6. Promote false teaching "for the sake of the un-churched." You want to have lot's of new people coming to church, don't you? Well, give the public what they want and watch attendance skyrocket! Remember, the unrepentant sinners out there will show up if they are promised something to appease their selfish desires. Better sex? Bigger paychecks? Well-behaved children? God can give your un-saved neighbor all of that-and more! The seeker-friendly pastor already knows this dynamic growth program, and with your blind support (and weekly tithe checks) he will craft emotionally appealing motivational speeches to convert pagans into regular attending members! And let's not forget that these same pastors ("leadership experts") will provide your community with a sense of purpose and identity (and a six-figure salary for themselves), so don't bog them down with Biblical requirements that would stunt the growth of the organization.

7. "Group Think" is a major component of false doctrine, so, "go with the group!" Fortunately for you, there are plenty of groups that are teaching and promoting false doctrine, so just pick the one you're most comfortable with and buy into their twisted version of Christianity. Here are some of your choices: 
     First, there's the "What do we believe this month?" "Emerging", Post-Modern church (think: Rob Bell, Brian McClaren, etc.). Millennials love this one; it's hip and it only get's hipper as it dumps Biblical doctrine in favor of pagan mysticism and cultural sensitivity (which is usually just capitulation to the culture). Remember, you're never actually believing false doctrine, you're just "having a conversation!" Wink wink, nudge nudge.

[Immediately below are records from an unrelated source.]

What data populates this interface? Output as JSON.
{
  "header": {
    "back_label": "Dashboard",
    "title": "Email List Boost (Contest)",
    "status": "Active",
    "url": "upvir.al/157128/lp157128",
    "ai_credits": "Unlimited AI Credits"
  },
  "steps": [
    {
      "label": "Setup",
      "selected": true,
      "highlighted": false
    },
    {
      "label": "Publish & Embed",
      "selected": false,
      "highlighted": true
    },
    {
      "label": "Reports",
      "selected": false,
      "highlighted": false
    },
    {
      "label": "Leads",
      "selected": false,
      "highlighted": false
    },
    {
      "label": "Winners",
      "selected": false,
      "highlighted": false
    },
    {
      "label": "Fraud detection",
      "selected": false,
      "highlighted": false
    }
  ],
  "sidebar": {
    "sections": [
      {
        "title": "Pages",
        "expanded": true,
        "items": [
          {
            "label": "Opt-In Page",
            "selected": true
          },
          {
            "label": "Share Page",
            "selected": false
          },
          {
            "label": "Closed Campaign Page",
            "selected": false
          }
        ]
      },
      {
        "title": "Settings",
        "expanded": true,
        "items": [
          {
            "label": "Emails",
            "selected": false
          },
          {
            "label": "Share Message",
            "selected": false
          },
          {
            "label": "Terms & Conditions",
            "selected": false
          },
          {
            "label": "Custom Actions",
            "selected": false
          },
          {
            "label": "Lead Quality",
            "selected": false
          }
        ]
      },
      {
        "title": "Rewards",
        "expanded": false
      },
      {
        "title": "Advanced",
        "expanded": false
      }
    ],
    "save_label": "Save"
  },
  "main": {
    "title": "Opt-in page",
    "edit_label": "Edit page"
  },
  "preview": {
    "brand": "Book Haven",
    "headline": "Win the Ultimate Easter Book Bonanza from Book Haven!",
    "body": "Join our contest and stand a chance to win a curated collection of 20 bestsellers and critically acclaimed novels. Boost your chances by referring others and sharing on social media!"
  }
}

     Second, for the suburban soccer-mom crowd, there's the "seeker-friendly" mega church (think: Rick Warren, Bill Hybels, Andy Stanley, etc.). These churches are a mash-up between a cinema-plex, a shopping mall and a Starbucks. Bigger is better, right?! And if you ever (accidentally) start to question whether anything lines up with Scripture, you can just take a look around the vast auditorium: this many people can't be wrong! As long as you think so, you clever little conformist! 
     Thirdly, for the truly adventurous, you can find a vast number of Charismatic churches that aren't even close to orthodox Christianity! (Think: Bill Johnson, Rick Joyner, T.D. Jakes, etc.) What's not to like about a church that believes anyone can come up with new doctrine anytime by hearing directly from God?! Oh sure, they give lip service to the Bible, but with proof-texting, they can make the Bible appear to say anything! Does God just want you to be rich, happy and successful? Sure He does! Do we just have to "speak that into existence?" Sure we do! Remember, the Holy Spirit is your personal genie in a bottle, and after you've swayed back and forth with the praise band for an hour or two, you'll actually start to believe that. Key words and phrases: "Woooo!" "Fire!" "More, Lord, more!" "Shaba!" "I feel a releasing of the anointing that is beginning to shift the atmosphere, and the mantle of His presence is about to come down so that the glory of His anointing can release His presence into the manifold destiny of His glory..."